(Exercise description) Copy each entry as written.

[Dataset rows describing interfaces]
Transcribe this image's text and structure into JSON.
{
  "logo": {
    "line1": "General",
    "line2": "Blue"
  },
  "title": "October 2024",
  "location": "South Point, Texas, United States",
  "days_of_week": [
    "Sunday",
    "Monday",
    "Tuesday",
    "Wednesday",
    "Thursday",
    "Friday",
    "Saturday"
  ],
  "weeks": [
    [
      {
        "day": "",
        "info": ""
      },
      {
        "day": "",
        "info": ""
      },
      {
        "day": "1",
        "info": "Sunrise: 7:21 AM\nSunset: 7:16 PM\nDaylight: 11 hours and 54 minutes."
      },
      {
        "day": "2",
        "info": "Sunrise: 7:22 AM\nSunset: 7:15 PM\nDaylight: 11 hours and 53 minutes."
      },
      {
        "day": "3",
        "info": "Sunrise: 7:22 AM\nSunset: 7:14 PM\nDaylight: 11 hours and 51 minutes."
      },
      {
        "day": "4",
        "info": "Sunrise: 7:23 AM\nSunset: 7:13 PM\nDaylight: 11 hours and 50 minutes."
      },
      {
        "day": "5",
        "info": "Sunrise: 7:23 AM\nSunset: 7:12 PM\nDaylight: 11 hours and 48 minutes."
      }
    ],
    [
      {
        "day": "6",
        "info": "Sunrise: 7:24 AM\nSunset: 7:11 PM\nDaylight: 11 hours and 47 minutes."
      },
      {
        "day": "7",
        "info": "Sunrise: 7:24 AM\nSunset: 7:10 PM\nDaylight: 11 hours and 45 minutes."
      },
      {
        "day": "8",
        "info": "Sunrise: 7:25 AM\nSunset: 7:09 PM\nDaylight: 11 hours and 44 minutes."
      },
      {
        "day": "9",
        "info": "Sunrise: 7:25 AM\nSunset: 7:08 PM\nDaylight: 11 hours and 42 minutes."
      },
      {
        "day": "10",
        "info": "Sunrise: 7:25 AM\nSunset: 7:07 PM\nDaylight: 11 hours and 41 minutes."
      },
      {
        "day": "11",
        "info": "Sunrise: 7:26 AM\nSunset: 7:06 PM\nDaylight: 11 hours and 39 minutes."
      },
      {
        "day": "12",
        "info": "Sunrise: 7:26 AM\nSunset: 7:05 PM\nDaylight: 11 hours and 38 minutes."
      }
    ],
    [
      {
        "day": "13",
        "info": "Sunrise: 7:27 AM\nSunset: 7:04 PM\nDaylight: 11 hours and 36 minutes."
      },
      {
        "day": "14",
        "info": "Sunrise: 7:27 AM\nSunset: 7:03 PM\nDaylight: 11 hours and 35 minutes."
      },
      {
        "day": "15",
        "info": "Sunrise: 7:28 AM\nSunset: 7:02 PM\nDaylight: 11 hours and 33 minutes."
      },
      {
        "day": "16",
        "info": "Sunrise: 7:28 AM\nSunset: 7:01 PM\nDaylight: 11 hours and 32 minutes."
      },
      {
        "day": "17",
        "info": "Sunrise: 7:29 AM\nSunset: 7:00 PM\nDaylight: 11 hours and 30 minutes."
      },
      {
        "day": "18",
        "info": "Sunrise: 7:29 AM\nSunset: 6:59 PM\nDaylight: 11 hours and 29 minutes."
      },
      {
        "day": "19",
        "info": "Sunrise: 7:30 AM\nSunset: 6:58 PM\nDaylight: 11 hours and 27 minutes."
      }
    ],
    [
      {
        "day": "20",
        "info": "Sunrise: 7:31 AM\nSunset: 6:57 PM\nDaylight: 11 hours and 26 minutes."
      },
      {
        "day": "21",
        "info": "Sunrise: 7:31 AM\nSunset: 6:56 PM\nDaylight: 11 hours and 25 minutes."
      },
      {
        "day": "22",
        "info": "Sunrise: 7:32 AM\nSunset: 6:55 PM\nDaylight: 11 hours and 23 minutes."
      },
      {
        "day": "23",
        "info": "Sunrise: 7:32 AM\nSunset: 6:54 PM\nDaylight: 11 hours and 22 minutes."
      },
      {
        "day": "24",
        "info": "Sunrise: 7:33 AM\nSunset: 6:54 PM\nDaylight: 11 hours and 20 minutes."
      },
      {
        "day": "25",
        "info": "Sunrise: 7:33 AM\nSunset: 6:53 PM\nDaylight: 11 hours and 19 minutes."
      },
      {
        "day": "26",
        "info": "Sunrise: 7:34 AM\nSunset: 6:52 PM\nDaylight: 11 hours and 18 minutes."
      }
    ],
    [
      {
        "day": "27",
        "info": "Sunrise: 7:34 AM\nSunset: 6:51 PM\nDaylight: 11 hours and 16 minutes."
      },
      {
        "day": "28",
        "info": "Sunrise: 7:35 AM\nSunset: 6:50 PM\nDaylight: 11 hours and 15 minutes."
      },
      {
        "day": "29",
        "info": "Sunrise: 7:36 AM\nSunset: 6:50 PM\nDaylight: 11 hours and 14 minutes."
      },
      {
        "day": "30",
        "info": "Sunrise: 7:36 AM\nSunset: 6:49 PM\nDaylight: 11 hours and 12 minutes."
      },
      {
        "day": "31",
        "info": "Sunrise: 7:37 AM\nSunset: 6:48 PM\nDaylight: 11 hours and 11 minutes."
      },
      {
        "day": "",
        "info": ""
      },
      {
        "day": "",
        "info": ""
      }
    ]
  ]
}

(Solved problem)
Transcribe this image's text and structure into JSON.
{
  "logo": {
    "line1": "General",
    "line2": "Blue"
  },
  "title": "October 2024",
  "location": "South Point, Texas, United States",
  "days_of_week": [
    "Sunday",
    "Monday",
    "Tuesday",
    "Wednesday",
    "Thursday",
    "Friday",
    "Saturday"
  ],
  "weeks": [
    [
      {
        "day": "",
        "info": ""
      },
      {
        "day": "",
        "info": ""
      },
      {
        "day": "1",
        "info": "Sunrise: 7:21 AM\nSunset: 7:16 PM\nDaylight: 11 hours and 54 minutes."
      },
      {
        "day": "2",
        "info": "Sunrise: 7:22 AM\nSunset: 7:15 PM\nDaylight: 11 hours and 53 minutes."
      },
      {
        "day": "3",
        "info": "Sunrise: 7:22 AM\nSunset: 7:14 PM\nDaylight: 11 hours and 51 minutes."
      },
      {
        "day": "4",
        "info": "Sunrise: 7:23 AM\nSunset: 7:13 PM\nDaylight: 11 hours and 50 minutes."
      },
      {
        "day": "5",
        "info": "Sunrise: 7:23 AM\nSunset: 7:12 PM\nDaylight: 11 hours and 48 minutes."
      }
    ],
    [
      {
        "day": "6",
        "info": "Sunrise: 7:24 AM\nSunset: 7:11 PM\nDaylight: 11 hours and 47 minutes."
      },
      {
        "day": "7",
        "info": "Sunrise: 7:24 AM\nSunset: 7:10 PM\nDaylight: 11 hours and 45 minutes."
      },
      {
        "day": "8",
        "info": "Sunrise: 7:25 AM\nSunset: 7:09 PM\nDaylight: 11 hours and 44 minutes."
      },
      {
        "day": "9",
        "info": "Sunrise: 7:25 AM\nSunset: 7:08 PM\nDaylight: 11 hours and 42 minutes."
      },
      {
        "day": "10",
        "info": "Sunrise: 7:25 AM\nSunset: 7:07 PM\nDaylight: 11 hours and 41 minutes."
      },
      {
        "day": "11",
        "info": "Sunrise: 7:26 AM\nSunset: 7:06 PM\nDaylight: 11 hours and 39 minutes."
      },
      {
        "day": "12",
        "info": "Sunrise: 7:26 AM\nSunset: 7:05 PM\nDaylight: 11 hours and 38 minutes."
      }
    ],
    [
      {
        "day": "13",
        "info": "Sunrise: 7:27 AM\nSunset: 7:04 PM\nDaylight: 11 hours and 36 minutes."
      },
      {
        "day": "14",
        "info": "Sunrise: 7:27 AM\nSunset: 7:03 PM\nDaylight: 11 hours and 35 minutes."
      },
      {
        "day": "15",
        "info": "Sunrise: 7:28 AM\nSunset: 7:02 PM\nDaylight: 11 hours and 33 minutes."
      },
      {
        "day": "16",
        "info": "Sunrise: 7:28 AM\nSunset: 7:01 PM\nDaylight: 11 hours and 32 minutes."
      },
      {
        "day": "17",
        "info": "Sunrise: 7:29 AM\nSunset: 7:00 PM\nDaylight: 11 hours and 30 minutes."
      },
      {
        "day": "18",
        "info": "Sunrise: 7:29 AM\nSunset: 6:59 PM\nDaylight: 11 hours and 29 minutes."
      },
      {
        "day": "19",
        "info": "Sunrise: 7:30 AM\nSunset: 6:58 PM\nDaylight: 11 hours and 27 minutes."
      }
    ],
    [
      {
        "day": "20",
        "info": "Sunrise: 7:31 AM\nSunset: 6:57 PM\nDaylight: 11 hours and 26 minutes."
      },
      {
        "day": "21",
        "info": "Sunrise: 7:31 AM\nSunset: 6:56 PM\nDaylight: 11 hours and 25 minutes."
      },
      {
        "day": "22",
        "info": "Sunrise: 7:32 AM\nSunset: 6:55 PM\nDaylight: 11 hours and 23 minutes."
      },
      {
        "day": "23",
        "info": "Sunrise: 7:32 AM\nSunset: 6:54 PM\nDaylight: 11 hours and 22 minutes."
      },
      {
        "day": "24",
        "info": "Sunrise: 7:33 AM\nSunset: 6:54 PM\nDaylight: 11 hours and 20 minutes."
      },
      {
        "day": "25",
        "info": "Sunrise: 7:33 AM\nSunset: 6:53 PM\nDaylight: 11 hours and 19 minutes."
      },
      {
        "day": "26",
        "info": "Sunrise: 7:34 AM\nSunset: 6:52 PM\nDaylight: 11 hours and 18 minutes."
      }
    ],
    [
      {
        "day": "27",
        "info": "Sunrise: 7:34 AM\nSunset: 6:51 PM\nDaylight: 11 hours and 16 minutes."
      },
      {
        "day": "28",
        "info": "Sunrise: 7:35 AM\nSunset: 6:50 PM\nDaylight: 11 hours and 15 minutes."
      },
      {
        "day": "29",
        "info": "Sunrise: 7:36 AM\nSunset: 6:50 PM\nDaylight: 11 hours and 14 minutes."
      },
      {
        "day": "30",
        "info": "Sunrise: 7:36 AM\nSunset: 6:49 PM\nDaylight: 11 hours and 12 minutes."
      },
      {
        "day": "31",
        "info": "Sunrise: 7:37 AM\nSunset: 6:48 PM\nDaylight: 11 hours and 11 minutes."
      },
      {
        "day": "",
        "info": ""
      },
      {
        "day": "",
        "info": ""
      }
    ]
  ]
}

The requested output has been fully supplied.